TASK: From the records below, copy each line in which the string "this" occurs.

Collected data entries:
┄┄┄┄┄┄┄┄┄┄┄┄┄┄┄┄┄┄┄┄

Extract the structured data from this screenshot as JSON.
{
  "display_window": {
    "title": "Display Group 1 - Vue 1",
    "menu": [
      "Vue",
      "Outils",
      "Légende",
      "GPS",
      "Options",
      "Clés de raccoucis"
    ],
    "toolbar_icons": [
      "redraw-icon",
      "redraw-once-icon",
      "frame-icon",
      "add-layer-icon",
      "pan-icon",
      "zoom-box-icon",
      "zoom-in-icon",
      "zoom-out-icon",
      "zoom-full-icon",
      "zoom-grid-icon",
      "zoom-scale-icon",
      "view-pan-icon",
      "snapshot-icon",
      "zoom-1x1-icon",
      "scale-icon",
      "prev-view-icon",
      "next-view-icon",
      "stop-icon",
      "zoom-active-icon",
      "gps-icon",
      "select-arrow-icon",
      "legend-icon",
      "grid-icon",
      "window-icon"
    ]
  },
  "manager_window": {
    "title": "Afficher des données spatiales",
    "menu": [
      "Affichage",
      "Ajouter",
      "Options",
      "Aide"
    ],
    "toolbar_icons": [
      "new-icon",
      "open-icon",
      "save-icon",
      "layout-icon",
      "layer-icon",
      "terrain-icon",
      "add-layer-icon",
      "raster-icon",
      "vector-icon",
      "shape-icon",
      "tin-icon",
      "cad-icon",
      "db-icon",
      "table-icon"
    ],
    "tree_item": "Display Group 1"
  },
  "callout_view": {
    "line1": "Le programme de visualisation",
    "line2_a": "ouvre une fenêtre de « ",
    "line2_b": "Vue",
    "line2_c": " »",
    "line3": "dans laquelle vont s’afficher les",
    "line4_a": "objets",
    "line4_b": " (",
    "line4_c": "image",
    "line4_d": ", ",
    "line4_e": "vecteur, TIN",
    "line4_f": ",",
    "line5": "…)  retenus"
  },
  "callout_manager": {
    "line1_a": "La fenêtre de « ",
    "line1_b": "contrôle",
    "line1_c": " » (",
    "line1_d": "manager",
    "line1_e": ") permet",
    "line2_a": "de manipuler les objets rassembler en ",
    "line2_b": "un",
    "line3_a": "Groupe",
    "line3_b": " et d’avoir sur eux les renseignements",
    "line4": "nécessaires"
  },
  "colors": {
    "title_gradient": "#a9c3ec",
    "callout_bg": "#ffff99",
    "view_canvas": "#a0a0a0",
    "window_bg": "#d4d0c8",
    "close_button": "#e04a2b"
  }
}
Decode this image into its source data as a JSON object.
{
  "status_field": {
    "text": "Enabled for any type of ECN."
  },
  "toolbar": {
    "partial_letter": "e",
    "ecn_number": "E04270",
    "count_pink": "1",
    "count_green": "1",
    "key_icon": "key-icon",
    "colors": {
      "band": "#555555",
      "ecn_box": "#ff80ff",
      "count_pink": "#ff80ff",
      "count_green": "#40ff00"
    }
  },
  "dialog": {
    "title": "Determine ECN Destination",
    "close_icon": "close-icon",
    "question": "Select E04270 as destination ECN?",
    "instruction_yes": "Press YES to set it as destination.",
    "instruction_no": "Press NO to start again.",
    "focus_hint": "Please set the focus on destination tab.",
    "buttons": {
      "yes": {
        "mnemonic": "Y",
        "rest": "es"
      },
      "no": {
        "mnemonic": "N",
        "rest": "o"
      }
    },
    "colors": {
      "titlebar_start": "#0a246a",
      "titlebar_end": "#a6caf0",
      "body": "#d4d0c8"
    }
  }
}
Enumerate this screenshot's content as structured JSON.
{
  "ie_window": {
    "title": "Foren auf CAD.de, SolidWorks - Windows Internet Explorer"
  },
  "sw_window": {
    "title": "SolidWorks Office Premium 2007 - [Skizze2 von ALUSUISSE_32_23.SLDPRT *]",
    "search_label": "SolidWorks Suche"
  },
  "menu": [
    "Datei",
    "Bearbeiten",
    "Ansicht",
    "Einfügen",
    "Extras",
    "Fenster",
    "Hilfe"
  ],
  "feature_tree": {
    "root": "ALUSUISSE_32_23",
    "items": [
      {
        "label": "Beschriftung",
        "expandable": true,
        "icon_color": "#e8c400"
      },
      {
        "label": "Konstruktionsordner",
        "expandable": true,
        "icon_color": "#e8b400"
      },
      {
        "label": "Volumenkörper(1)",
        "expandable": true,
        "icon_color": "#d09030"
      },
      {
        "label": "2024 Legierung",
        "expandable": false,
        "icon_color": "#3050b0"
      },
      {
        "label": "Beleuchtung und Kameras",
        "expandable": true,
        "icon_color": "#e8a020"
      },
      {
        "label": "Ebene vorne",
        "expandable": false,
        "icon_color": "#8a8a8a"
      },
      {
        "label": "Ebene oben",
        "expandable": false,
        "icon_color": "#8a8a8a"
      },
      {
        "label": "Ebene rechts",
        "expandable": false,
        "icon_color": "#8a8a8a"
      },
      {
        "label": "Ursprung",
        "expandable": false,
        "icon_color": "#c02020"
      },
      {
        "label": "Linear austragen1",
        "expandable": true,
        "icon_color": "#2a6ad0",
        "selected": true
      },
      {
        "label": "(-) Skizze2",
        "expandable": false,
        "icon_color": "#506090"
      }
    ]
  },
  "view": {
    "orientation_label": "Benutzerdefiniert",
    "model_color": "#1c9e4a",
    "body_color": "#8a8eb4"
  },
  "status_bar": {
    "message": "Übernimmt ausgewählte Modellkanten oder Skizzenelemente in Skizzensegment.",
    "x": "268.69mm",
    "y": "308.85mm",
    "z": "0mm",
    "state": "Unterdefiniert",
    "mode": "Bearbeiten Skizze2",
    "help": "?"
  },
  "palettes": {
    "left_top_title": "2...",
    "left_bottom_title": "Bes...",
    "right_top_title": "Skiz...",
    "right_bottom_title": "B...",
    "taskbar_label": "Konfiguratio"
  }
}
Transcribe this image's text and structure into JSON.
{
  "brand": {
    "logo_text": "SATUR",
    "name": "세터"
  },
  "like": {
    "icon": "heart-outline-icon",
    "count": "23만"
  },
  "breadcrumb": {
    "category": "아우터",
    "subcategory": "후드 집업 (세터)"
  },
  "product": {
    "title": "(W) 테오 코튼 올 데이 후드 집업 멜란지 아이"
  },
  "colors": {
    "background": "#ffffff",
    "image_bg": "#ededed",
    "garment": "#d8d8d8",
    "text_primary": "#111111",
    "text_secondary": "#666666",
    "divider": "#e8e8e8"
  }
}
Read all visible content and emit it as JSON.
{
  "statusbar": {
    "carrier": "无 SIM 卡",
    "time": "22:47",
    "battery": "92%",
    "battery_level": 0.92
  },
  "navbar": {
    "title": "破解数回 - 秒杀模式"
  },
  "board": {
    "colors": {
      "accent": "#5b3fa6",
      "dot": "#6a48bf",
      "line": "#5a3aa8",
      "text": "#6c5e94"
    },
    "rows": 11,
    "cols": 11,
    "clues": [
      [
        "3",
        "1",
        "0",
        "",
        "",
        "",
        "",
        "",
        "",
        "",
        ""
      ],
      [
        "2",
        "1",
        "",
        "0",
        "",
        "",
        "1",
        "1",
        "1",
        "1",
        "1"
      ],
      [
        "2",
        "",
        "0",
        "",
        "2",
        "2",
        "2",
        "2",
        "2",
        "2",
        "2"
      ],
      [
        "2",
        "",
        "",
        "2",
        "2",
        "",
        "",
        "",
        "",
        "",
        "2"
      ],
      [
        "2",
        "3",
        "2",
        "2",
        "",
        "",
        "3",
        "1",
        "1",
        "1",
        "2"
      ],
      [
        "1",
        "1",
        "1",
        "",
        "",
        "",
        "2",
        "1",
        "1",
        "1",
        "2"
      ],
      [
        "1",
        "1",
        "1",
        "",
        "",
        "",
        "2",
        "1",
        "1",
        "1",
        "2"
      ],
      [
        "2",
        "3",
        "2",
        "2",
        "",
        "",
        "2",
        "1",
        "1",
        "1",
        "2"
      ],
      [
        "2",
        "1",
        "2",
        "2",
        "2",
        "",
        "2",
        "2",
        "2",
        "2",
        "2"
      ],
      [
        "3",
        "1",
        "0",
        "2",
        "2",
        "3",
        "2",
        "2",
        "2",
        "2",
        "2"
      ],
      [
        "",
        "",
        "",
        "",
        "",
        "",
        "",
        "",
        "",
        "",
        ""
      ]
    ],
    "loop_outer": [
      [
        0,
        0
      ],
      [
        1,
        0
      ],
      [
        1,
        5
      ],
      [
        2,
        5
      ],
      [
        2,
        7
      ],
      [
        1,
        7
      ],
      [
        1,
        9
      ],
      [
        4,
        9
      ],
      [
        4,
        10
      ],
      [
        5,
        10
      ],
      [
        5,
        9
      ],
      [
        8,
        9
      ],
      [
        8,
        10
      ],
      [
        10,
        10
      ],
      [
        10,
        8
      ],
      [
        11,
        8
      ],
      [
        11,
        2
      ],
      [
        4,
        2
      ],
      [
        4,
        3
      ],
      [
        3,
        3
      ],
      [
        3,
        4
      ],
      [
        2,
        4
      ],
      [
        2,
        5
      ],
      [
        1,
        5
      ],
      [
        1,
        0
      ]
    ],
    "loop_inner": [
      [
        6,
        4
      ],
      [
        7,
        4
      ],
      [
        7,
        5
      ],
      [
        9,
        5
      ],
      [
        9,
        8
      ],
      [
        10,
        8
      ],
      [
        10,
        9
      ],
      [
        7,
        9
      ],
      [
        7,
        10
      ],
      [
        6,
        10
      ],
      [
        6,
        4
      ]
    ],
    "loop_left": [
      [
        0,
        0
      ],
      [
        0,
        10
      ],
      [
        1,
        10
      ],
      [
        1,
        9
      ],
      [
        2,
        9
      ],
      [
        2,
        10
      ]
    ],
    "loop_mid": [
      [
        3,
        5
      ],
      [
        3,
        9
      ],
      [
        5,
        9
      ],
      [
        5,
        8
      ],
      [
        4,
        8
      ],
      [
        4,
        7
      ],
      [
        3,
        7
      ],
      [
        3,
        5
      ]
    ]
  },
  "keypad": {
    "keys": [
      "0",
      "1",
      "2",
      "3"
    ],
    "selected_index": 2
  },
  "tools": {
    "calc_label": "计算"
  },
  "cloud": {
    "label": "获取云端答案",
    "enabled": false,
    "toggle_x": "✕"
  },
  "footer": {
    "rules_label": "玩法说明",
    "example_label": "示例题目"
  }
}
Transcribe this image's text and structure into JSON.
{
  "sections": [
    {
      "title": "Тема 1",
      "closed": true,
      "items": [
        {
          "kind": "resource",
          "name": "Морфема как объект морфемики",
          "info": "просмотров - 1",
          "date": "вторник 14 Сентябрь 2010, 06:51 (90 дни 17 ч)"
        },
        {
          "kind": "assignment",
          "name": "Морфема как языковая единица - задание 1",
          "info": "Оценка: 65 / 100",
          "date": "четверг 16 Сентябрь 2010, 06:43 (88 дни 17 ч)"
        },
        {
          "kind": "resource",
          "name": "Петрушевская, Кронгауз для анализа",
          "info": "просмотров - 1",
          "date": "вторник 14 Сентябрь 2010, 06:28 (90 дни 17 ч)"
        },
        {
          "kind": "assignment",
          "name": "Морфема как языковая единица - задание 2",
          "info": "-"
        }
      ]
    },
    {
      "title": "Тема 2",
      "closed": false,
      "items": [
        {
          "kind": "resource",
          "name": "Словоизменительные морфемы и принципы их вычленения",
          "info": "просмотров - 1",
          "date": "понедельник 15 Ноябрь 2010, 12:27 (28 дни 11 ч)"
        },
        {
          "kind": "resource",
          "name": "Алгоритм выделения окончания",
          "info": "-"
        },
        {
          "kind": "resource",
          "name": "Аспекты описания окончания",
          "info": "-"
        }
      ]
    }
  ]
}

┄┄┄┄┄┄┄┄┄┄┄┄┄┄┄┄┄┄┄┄

EXERCISE ANSWER:
Extract the structured data from this screenshot as JSON.
Decode this image into its source data as a JSON object.
Enumerate this screenshot's content as structured JSON.
Transcribe this image's text and structure into JSON.
Transcribe this image's text and structure into JSON.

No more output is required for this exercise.